• _Listed entries_:
--- START ---
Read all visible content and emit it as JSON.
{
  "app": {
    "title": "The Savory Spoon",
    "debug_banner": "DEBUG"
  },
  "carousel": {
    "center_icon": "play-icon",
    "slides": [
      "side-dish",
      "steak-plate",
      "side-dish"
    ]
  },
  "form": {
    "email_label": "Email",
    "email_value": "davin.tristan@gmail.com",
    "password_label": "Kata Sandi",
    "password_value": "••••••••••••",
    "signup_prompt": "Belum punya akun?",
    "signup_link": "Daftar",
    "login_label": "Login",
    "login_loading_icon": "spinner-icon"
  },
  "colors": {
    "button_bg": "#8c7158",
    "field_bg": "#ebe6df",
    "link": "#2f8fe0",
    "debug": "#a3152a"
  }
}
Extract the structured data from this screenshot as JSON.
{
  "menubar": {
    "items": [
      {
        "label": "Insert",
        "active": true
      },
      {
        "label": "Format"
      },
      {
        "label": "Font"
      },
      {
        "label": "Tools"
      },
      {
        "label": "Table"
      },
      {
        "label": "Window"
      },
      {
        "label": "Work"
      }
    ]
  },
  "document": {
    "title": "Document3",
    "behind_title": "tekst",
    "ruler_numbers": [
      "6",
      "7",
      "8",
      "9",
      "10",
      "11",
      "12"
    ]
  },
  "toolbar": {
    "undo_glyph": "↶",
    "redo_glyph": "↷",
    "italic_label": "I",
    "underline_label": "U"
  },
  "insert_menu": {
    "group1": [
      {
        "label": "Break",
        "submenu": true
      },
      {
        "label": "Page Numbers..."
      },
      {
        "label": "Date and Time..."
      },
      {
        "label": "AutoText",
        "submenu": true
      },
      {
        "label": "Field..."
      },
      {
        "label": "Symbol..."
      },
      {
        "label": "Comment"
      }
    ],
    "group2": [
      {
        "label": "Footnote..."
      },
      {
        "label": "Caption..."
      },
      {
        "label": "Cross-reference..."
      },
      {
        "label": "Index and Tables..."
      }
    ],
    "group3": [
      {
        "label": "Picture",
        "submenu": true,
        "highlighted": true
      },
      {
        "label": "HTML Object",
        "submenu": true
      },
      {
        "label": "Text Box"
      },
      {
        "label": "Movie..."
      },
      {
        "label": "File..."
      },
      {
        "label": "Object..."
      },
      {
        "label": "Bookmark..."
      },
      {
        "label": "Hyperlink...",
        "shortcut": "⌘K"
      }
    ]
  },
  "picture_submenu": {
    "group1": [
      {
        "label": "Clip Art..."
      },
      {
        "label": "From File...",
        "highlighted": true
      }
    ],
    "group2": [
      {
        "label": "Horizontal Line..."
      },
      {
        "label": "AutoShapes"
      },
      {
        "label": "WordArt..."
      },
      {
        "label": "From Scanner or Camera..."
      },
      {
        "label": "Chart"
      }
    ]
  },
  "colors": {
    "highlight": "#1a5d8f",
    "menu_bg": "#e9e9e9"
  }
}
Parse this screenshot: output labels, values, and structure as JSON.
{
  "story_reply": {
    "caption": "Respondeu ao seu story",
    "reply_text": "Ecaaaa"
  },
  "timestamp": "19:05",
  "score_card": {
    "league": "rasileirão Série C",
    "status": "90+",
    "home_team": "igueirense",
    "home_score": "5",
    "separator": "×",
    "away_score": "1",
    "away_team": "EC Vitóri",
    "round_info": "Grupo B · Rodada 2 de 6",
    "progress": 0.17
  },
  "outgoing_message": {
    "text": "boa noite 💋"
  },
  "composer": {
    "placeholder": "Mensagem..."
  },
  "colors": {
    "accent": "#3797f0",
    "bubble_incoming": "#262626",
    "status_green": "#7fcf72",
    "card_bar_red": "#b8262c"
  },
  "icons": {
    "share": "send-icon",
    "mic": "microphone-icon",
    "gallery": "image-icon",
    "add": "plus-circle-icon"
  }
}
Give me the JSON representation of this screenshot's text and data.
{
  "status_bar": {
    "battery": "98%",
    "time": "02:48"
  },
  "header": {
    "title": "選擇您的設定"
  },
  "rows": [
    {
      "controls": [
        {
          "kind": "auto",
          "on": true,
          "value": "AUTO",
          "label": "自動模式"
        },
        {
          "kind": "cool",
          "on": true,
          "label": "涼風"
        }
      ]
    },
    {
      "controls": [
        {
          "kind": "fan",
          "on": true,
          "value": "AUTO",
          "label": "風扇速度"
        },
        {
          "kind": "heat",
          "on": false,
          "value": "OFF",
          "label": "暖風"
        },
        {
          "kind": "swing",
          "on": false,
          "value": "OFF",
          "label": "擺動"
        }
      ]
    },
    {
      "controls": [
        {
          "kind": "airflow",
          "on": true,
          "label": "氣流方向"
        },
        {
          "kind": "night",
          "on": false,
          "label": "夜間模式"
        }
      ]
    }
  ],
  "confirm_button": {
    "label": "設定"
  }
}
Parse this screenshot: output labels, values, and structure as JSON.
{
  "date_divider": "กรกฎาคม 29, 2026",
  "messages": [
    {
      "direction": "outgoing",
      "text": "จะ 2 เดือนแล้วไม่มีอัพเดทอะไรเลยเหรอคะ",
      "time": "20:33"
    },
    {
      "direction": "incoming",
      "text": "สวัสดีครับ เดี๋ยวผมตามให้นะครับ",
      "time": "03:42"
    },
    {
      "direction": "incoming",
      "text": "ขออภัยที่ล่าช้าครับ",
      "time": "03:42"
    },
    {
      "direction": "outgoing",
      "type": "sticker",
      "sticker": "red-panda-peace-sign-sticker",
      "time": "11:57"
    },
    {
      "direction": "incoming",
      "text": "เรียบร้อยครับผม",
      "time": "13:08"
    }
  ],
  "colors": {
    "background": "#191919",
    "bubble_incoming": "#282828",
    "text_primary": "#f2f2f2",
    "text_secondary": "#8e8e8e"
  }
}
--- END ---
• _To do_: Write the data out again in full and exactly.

• _Task output_:
Read all visible content and emit it as JSON.
{
  "app": {
    "title": "The Savory Spoon",
    "debug_banner": "DEBUG"
  },
  "carousel": {
    "center_icon": "play-icon",
    "slides": [
      "side-dish",
      "steak-plate",
      "side-dish"
    ]
  },
  "form": {
    "email_label": "Email",
    "email_value": "davin.tristan@gmail.com",
    "password_label": "Kata Sandi",
    "password_value": "••••••••••••",
    "signup_prompt": "Belum punya akun?",
    "signup_link": "Daftar",
    "login_label": "Login",
    "login_loading_icon": "spinner-icon"
  },
  "colors": {
    "button_bg": "#8c7158",
    "field_bg": "#ebe6df",
    "link": "#2f8fe0",
    "debug": "#a3152a"
  }
}
Extract the structured data from this screenshot as JSON.
{
  "menubar": {
    "items": [
      {
        "label": "Insert",
        "active": true
      },
      {
        "label": "Format"
      },
      {
        "label": "Font"
      },
      {
        "label": "Tools"
      },
      {
        "label": "Table"
      },
      {
        "label": "Window"
      },
      {
        "label": "Work"
      }
    ]
  },
  "document": {
    "title": "Document3",
    "behind_title": "tekst",
    "ruler_numbers": [
      "6",
      "7",
      "8",
      "9",
      "10",
      "11",
      "12"
    ]
  },
  "toolbar": {
    "undo_glyph": "↶",
    "redo_glyph": "↷",
    "italic_label": "I",
    "underline_label": "U"
  },
  "insert_menu": {
    "group1": [
      {
        "label": "Break",
        "submenu": true
      },
      {
        "label": "Page Numbers..."
      },
      {
        "label": "Date and Time..."
      },
      {
        "label": "AutoText",
        "submenu": true
      },
      {
        "label": "Field..."
      },
      {
        "label": "Symbol..."
      },
      {
        "label": "Comment"
      }
    ],
    "group2": [
      {
        "label": "Footnote..."
      },
      {
        "label": "Caption..."
      },
      {
        "label": "Cross-reference..."
      },
      {
        "label": "Index and Tables..."
      }
    ],
    "group3": [
      {
        "label": "Picture",
        "submenu": true,
        "highlighted": true
      },
      {
        "label": "HTML Object",
        "submenu": true
      },
      {
        "label": "Text Box"
      },
      {
        "label": "Movie..."
      },
      {
        "label": "File..."
      },
      {
        "label": "Object..."
      },
      {
        "label": "Bookmark..."
      },
      {
        "label": "Hyperlink...",
        "shortcut": "⌘K"
      }
    ]
  },
  "picture_submenu": {
    "group1": [
      {
        "label": "Clip Art..."
      },
      {
        "label": "From File...",
        "highlighted": true
      }
    ],
    "group2": [
      {
        "label": "Horizontal Line..."
      },
      {
        "label": "AutoShapes"
      },
      {
        "label": "WordArt..."
      },
      {
        "label": "From Scanner or Camera..."
      },
      {
        "label": "Chart"
      }
    ]
  },
  "colors": {
    "highlight": "#1a5d8f",
    "menu_bg": "#e9e9e9"
  }
}
Parse this screenshot: output labels, values, and structure as JSON.
{
  "story_reply": {
    "caption": "Respondeu ao seu story",
    "reply_text": "Ecaaaa"
  },
  "timestamp": "19:05",
  "score_card": {
    "league": "rasileirão Série C",
    "status": "90+",
    "home_team": "igueirense",
    "home_score": "5",
    "separator": "×",
    "away_score": "1",
    "away_team": "EC Vitóri",
    "round_info": "Grupo B · Rodada 2 de 6",
    "progress": 0.17
  },
  "outgoing_message": {
    "text": "boa noite 💋"
  },
  "composer": {
    "placeholder": "Mensagem..."
  },
  "colors": {
    "accent": "#3797f0",
    "bubble_incoming": "#262626",
    "status_green": "#7fcf72",
    "card_bar_red": "#b8262c"
  },
  "icons": {
    "share": "send-icon",
    "mic": "microphone-icon",
    "gallery": "image-icon",
    "add": "plus-circle-icon"
  }
}
Give me the JSON representation of this screenshot's text and data.
{
  "status_bar": {
    "battery": "98%",
    "time": "02:48"
  },
  "header": {
    "title": "選擇您的設定"
  },
  "rows": [
    {
      "controls": [
        {
          "kind": "auto",
          "on": true,
          "value": "AUTO",
          "label": "自動模式"
        },
        {
          "kind": "cool",
          "on": true,
          "label": "涼風"
        }
      ]
    },
    {
      "controls": [
        {
          "kind": "fan",
          "on": true,
          "value": "AUTO",
          "label": "風扇速度"
        },
        {
          "kind": "heat",
          "on": false,
          "value": "OFF",
          "label": "暖風"
        },
        {
          "kind": "swing",
          "on": false,
          "value": "OFF",
          "label": "擺動"
        }
      ]
    },
    {
      "controls": [
        {
          "kind": "airflow",
          "on": true,
          "label": "氣流方向"
        },
        {
          "kind": "night",
          "on": false,
          "label": "夜間模式"
        }
      ]
    }
  ],
  "confirm_button": {
    "label": "設定"
  }
}
Parse this screenshot: output labels, values, and structure as JSON.
{
  "date_divider": "กรกฎาคม 29, 2026",
  "messages": [
    {
      "direction": "outgoing",
      "text": "จะ 2 เดือนแล้วไม่มีอัพเดทอะไรเลยเหรอคะ",
      "time": "20:33"
    },
    {
      "direction": "incoming",
      "text": "สวัสดีครับ เดี๋ยวผมตามให้นะครับ",
      "time": "03:42"
    },
    {
      "direction": "incoming",
      "text": "ขออภัยที่ล่าช้าครับ",
      "time": "03:42"
    },
    {
      "direction": "outgoing",
      "type": "sticker",
      "sticker": "red-panda-peace-sign-sticker",
      "time": "11:57"
    },
    {
      "direction": "incoming",
      "text": "เรียบร้อยครับผม",
      "time": "13:08"
    }
  ],
  "colors": {
    "background": "#191919",
    "bubble_incoming": "#282828",
    "text_primary": "#f2f2f2",
    "text_secondary": "#8e8e8e"
  }
}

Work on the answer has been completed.